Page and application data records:
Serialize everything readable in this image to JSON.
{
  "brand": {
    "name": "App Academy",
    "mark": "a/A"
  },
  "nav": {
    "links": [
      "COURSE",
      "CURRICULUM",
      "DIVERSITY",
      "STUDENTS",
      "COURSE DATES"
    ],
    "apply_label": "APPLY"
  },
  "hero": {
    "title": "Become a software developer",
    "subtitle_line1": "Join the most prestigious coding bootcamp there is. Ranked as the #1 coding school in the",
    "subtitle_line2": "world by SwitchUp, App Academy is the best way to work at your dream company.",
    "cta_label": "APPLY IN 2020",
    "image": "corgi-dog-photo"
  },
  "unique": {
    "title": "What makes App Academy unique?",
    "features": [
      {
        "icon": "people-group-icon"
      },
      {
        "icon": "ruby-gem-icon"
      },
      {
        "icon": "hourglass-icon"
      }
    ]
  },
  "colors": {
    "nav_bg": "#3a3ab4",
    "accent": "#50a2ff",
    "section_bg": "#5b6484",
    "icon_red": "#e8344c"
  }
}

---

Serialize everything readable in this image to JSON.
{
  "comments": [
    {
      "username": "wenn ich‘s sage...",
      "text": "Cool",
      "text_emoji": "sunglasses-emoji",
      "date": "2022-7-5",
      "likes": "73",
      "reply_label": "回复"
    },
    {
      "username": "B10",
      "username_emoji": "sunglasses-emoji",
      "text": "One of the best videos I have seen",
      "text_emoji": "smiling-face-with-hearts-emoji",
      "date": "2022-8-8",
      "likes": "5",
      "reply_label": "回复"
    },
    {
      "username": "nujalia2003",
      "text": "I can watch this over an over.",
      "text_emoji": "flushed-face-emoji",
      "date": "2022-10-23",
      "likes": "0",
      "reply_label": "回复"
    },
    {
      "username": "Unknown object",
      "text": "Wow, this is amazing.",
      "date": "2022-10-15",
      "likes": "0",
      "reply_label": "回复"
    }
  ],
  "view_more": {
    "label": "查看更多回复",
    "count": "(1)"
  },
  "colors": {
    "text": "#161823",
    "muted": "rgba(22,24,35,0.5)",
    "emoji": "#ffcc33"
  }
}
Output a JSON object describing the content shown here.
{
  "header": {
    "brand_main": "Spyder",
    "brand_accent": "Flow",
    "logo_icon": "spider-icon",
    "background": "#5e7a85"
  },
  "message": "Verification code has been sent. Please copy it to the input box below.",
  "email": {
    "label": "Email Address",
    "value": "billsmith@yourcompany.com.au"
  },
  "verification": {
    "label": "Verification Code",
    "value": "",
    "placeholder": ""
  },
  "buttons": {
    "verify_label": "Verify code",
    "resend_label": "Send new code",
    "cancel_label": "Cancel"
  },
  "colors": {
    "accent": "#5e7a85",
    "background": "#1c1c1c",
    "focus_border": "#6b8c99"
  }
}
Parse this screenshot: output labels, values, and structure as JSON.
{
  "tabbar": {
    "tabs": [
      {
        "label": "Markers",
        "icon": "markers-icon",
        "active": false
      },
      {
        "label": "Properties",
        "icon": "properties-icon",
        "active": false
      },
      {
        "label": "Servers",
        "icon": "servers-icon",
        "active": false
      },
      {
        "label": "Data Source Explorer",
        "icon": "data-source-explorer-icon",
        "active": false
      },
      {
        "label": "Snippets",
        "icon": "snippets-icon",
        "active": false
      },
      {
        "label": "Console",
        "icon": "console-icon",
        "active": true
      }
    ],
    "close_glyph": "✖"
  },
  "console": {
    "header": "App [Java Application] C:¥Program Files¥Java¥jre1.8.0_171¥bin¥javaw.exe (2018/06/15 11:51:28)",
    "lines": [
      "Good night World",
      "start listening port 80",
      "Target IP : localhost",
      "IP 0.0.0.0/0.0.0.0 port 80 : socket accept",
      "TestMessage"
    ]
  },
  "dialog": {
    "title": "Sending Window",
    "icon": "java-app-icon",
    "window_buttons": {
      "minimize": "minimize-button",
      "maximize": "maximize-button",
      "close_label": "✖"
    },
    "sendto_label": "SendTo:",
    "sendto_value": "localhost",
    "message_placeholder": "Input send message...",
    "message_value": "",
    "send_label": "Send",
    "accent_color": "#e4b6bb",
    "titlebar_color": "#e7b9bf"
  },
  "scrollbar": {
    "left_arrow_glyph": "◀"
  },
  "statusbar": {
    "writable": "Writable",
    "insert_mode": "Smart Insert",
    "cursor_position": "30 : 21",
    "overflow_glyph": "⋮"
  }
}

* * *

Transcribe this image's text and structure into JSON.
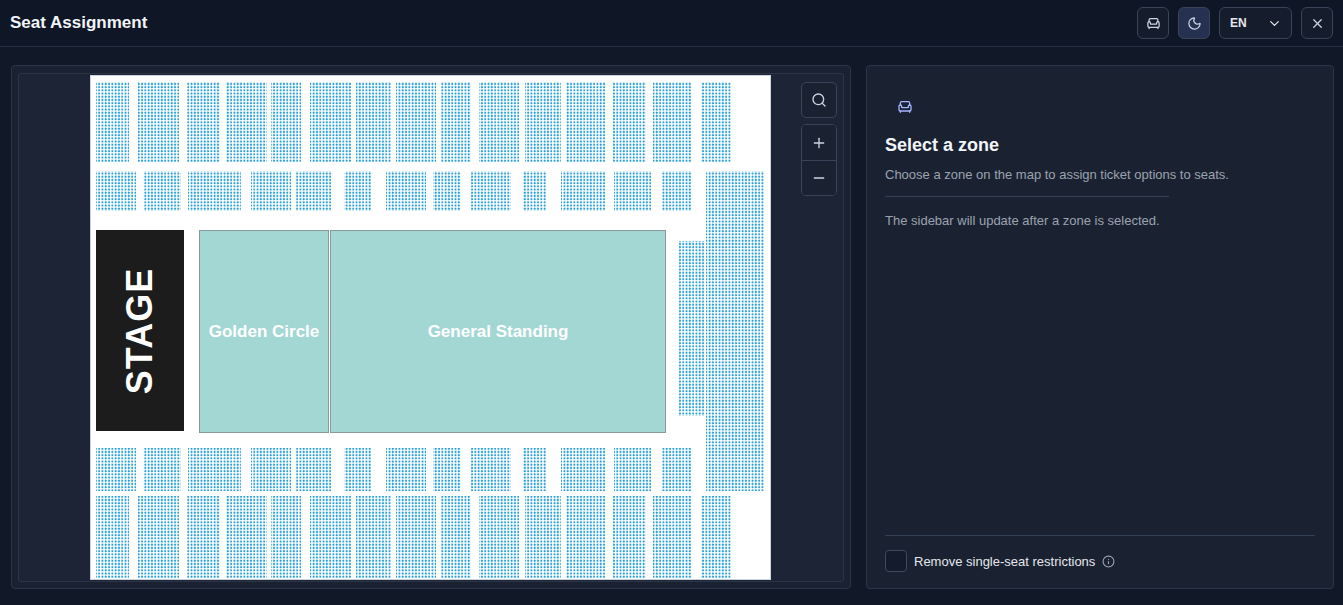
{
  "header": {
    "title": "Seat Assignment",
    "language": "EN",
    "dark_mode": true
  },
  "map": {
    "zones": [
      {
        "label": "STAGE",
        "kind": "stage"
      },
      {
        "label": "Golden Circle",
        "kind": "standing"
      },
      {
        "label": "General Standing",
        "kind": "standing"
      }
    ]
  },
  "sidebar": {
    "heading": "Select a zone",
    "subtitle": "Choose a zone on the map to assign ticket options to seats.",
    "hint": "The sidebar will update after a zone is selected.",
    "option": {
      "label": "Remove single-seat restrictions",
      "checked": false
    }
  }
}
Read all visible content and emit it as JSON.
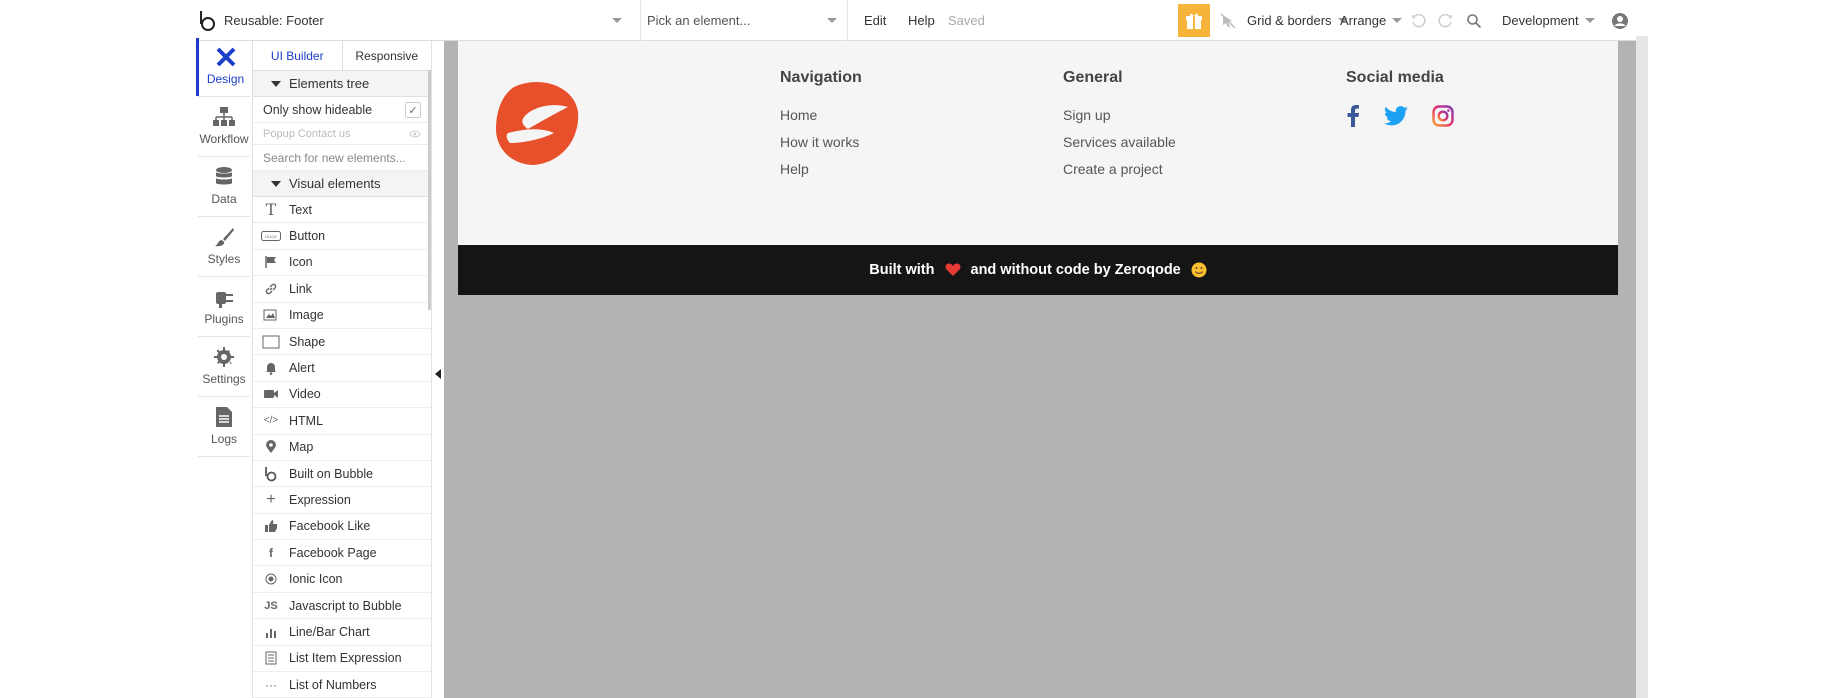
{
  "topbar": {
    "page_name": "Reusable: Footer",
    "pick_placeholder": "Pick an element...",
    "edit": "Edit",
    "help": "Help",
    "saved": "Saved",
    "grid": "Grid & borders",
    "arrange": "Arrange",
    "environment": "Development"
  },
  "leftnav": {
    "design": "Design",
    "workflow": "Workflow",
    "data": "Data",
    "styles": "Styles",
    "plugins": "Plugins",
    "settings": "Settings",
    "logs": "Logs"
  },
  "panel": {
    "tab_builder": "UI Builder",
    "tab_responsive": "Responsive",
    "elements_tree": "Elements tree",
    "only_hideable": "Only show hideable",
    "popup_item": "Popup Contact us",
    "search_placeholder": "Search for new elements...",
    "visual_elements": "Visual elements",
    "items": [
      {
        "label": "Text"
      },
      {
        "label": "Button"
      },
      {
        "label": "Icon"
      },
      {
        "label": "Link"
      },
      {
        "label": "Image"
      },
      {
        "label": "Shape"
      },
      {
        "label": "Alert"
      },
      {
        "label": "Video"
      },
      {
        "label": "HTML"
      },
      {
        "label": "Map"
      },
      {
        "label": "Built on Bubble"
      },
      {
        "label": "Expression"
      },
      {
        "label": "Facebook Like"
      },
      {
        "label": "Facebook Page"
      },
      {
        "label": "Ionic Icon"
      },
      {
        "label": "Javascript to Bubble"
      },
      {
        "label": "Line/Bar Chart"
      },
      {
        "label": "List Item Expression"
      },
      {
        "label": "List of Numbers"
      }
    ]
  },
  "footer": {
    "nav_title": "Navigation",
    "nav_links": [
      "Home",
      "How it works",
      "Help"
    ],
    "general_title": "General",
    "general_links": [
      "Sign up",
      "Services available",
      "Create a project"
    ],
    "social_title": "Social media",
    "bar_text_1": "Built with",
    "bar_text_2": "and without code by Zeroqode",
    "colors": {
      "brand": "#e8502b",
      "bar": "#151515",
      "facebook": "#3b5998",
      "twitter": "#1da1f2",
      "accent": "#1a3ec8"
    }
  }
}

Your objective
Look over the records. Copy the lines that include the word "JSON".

Solution to this task
Serialize everything readable in this image to JSON.
Serialize everything readable in this image to JSON.
Output a JSON object describing the content shown here.
Parse this screenshot: output labels, values, and structure as JSON.
Transcribe this image's text and structure into JSON.
Read all visible content and emit it as JSON.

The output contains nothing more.